The following blurb was found at the top of a job posting I came across a few weeks ago; only the name of the company has been redacted.
XXXXXXXXXXX helps brands thrive through innovative, people-inspired experiences and solutions. By embracing the powerful combination of technology and agility, we seamlessly integrate strategy, experience, design, development and analytics.
We create standout digital experiences by collaborating with brands to understand the individual challenges and goals for every initiative. Focusing on our clients’ customers, we effectively combine empathy, evidence and real-world insight so that solutions are derived from truth and meaning. XXXXXXXXXXX is an award-winning team dedicated to inspiring possibility.
Now, after reading this... can you tell me what this company actually does?
Even with the benefit of knowing the company's name, I can't be certain as to their purpose based just on this description; this generic collection of buzzwords and platitudes could be used to describe any number of businesses selling any number of products and services.
That's a massive problem.
Sadly, the job posting wasn't for an exceptional brand marketer... because it looks like they could really use one.
Having a clear and differentiated brand is a force multiplier.
It can convince prospects and potential investors to open your emails, return your calls, and take your meetings.
It can put you in a stronger position when negotiating terms with partners.
It can be the reason top talent will consider working with your company.
All the "performance marketing" in the world won't help you if you can't first clearly articulate who you are, what you do, what problem you're able to solve for your customers, and why you're a better solution than any other available option.
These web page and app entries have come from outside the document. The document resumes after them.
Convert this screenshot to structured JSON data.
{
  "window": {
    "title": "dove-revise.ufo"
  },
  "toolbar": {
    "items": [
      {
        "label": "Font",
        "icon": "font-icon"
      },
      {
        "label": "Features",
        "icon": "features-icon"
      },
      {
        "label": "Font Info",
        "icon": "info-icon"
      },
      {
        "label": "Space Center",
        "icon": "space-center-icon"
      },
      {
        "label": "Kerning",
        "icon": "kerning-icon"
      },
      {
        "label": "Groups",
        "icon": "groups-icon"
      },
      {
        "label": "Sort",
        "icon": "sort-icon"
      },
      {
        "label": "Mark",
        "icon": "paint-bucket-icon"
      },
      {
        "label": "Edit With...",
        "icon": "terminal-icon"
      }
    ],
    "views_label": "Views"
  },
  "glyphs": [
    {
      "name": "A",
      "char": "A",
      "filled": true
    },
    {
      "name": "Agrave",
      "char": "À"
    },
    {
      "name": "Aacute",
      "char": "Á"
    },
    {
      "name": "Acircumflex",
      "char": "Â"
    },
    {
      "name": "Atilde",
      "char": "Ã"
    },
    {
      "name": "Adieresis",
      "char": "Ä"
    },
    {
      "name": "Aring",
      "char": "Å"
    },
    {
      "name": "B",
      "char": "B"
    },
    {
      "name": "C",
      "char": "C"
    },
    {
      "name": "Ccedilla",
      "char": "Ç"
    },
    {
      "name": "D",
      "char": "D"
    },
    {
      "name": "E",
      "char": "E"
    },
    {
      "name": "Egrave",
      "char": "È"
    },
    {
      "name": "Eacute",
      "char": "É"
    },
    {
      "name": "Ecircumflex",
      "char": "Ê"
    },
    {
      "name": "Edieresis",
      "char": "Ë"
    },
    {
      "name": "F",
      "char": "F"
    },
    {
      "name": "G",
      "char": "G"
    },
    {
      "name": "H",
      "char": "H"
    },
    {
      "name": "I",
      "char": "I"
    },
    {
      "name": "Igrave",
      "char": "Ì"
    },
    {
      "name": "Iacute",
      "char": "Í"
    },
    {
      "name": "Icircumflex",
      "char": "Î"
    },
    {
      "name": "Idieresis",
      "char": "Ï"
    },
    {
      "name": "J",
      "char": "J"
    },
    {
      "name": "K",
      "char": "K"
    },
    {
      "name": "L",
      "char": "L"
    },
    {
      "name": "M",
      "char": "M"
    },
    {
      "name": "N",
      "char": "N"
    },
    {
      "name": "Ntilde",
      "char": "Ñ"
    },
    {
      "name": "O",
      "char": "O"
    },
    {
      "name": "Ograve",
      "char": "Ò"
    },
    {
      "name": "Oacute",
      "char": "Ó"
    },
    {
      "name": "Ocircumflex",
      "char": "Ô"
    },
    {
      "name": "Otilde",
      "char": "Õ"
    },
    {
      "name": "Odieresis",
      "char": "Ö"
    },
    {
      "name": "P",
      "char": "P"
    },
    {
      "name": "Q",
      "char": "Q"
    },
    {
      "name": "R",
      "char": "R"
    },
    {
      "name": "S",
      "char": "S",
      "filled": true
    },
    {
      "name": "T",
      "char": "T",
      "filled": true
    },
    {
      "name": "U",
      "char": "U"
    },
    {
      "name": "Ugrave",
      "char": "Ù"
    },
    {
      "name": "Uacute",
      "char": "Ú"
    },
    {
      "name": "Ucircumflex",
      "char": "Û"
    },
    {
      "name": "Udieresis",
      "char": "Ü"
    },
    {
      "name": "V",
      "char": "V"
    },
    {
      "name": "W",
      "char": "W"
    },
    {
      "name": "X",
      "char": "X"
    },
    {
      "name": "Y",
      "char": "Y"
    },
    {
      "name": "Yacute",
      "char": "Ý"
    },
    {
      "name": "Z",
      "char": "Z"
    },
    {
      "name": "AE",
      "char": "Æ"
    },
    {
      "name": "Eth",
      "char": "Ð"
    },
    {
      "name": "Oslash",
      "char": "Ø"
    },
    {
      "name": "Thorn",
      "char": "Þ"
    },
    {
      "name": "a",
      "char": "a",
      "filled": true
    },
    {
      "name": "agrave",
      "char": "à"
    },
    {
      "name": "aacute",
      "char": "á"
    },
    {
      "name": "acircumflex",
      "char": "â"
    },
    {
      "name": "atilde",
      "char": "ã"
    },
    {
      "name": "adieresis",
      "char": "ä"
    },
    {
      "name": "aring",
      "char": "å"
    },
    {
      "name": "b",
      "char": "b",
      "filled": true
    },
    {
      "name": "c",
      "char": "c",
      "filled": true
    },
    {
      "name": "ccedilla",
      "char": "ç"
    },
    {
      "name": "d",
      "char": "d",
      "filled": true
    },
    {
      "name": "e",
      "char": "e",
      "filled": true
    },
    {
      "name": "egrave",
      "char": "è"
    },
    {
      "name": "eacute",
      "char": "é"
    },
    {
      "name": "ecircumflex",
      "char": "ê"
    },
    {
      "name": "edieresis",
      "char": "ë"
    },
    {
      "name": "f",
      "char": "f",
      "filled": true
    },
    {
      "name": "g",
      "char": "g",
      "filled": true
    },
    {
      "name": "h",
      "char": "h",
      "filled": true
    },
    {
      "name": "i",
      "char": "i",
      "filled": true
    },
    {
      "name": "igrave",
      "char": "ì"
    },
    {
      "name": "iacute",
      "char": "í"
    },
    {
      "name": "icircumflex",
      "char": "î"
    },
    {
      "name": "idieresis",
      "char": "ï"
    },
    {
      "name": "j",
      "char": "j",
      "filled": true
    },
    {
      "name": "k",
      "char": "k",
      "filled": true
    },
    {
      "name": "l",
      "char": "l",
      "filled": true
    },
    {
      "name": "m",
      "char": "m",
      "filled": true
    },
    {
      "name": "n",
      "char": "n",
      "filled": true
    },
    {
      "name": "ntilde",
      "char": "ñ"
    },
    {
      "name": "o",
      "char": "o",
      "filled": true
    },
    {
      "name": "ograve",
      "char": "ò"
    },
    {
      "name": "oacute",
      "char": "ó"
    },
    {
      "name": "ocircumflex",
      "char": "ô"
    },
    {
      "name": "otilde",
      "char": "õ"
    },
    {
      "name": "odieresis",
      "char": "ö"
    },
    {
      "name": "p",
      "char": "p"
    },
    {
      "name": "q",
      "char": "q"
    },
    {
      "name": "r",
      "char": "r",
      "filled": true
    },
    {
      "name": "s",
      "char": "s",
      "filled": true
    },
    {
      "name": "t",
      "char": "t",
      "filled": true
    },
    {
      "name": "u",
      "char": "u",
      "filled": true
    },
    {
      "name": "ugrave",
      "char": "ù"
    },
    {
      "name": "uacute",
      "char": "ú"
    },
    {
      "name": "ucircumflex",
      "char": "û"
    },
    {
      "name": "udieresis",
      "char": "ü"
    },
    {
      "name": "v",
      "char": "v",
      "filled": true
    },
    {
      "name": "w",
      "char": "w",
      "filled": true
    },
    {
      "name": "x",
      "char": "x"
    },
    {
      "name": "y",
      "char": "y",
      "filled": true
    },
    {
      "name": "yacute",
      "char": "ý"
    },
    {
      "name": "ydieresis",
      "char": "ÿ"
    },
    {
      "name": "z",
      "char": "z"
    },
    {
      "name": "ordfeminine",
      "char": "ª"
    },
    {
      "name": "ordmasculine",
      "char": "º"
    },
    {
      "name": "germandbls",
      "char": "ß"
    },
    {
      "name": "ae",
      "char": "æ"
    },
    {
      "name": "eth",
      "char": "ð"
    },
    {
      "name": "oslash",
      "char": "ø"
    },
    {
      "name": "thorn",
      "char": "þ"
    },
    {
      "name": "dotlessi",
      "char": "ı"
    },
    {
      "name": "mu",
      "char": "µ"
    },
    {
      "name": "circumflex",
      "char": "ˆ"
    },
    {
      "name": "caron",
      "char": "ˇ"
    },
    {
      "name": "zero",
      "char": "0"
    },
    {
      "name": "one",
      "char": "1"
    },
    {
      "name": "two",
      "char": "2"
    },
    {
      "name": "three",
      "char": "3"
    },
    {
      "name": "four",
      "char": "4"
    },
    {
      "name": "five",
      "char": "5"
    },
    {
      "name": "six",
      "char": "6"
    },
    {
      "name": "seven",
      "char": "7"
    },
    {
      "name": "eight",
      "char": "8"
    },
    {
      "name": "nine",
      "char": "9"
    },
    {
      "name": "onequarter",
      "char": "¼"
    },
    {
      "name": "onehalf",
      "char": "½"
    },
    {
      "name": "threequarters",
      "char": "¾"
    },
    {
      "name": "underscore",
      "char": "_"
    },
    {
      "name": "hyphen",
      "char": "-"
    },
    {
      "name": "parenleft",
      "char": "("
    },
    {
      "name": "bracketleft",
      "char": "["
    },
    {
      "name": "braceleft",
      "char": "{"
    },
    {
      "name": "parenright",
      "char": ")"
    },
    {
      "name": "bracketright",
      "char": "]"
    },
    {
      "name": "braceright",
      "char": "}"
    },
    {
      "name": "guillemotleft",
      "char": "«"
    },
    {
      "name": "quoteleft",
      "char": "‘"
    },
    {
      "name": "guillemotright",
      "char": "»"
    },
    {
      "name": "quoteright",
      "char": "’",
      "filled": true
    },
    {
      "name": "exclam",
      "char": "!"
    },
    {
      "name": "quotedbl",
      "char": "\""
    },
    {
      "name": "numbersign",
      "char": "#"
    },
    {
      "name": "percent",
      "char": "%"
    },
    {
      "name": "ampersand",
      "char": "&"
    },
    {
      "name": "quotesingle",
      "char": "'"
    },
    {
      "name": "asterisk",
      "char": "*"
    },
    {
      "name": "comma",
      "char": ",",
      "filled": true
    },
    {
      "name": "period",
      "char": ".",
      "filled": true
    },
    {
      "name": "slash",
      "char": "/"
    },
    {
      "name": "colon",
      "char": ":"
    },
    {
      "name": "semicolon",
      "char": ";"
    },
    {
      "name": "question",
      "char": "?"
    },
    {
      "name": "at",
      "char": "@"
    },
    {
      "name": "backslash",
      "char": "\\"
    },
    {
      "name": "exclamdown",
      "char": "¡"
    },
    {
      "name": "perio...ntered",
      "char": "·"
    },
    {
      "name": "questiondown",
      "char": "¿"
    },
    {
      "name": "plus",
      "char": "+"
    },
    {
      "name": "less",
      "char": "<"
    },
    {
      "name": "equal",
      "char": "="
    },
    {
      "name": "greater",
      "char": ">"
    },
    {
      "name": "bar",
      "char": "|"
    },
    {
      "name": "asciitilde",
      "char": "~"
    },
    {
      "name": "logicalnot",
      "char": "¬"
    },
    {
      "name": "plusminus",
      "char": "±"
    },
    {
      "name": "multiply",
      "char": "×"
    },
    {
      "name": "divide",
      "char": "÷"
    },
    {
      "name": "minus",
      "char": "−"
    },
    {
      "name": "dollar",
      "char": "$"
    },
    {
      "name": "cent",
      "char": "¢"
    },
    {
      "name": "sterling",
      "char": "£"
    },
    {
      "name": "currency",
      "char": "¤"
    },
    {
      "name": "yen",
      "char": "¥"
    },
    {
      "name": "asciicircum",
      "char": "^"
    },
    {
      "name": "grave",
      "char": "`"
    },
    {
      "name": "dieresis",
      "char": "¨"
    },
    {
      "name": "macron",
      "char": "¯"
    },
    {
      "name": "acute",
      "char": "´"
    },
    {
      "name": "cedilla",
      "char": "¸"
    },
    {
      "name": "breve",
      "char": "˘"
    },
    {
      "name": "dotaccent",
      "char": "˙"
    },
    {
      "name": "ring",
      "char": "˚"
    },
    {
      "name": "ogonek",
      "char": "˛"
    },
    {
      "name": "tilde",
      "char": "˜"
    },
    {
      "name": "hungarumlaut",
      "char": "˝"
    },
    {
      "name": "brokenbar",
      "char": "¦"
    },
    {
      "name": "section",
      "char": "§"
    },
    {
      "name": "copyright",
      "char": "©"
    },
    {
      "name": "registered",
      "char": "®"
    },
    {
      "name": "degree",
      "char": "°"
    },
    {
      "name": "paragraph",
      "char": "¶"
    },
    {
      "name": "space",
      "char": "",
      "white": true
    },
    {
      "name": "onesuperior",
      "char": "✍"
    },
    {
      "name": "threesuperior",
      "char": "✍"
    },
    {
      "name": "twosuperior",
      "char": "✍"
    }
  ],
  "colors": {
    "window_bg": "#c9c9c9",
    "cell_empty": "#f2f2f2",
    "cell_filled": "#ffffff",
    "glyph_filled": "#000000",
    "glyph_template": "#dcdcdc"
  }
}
And all of that is part of brand marketing.
Think about that the next time you're trying to tell your story.
Like in a job posting, for instance.